Exercise description: Copy all the lines of the listing below exactly. Skip the images.

(Dataset records Opens)

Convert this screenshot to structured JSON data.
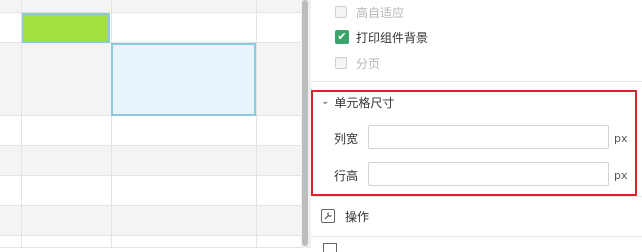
{
  "panel": {
    "checkboxes": [
      {
        "label": "高自适应",
        "checked": false,
        "disabled": true
      },
      {
        "label": "打印组件背景",
        "checked": true,
        "disabled": false
      },
      {
        "label": "分页",
        "checked": false,
        "disabled": true
      }
    ],
    "check_mark": "✔",
    "cell_size": {
      "title": "单元格尺寸",
      "chevron": "⌄",
      "width_label": "列宽",
      "width_value": "",
      "height_label": "行高",
      "height_value": "",
      "unit": "px"
    },
    "operations_label": "操作",
    "operations_icon": "wrench-icon"
  },
  "colors": {
    "highlight_border": "#d9232c",
    "checked_green": "#3aa56a",
    "cell_green": "#a3e03f",
    "cell_selected": "#e8f3fb"
  }
}
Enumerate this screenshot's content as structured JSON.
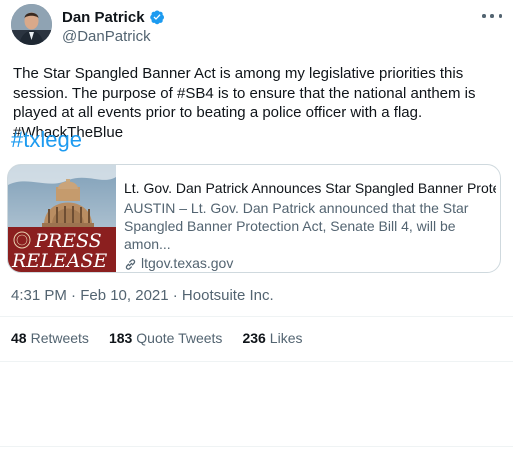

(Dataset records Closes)

Final answer:
Convert this screenshot to structured JSON data.
{
  "panel": {
    "checkboxes": [
      {
        "label": "高自适应",
        "checked": false,
        "disabled": true
      },
      {
        "label": "打印组件背景",
        "checked": true,
        "disabled": false
      },
      {
        "label": "分页",
        "checked": false,
        "disabled": true
      }
    ],
    "check_mark": "✔",
    "cell_size": {
      "title": "单元格尺寸",
      "chevron": "⌄",
      "width_label": "列宽",
      "width_value": "",
      "height_label": "行高",
      "height_value": "",
      "unit": "px"
    },
    "operations_label": "操作",
    "operations_icon": "wrench-icon"
  },
  "colors": {
    "highlight_border": "#d9232c",
    "checked_green": "#3aa56a",
    "cell_green": "#a3e03f",
    "cell_selected": "#e8f3fb"
  }
}
Enumerate this screenshot's content as structured JSON.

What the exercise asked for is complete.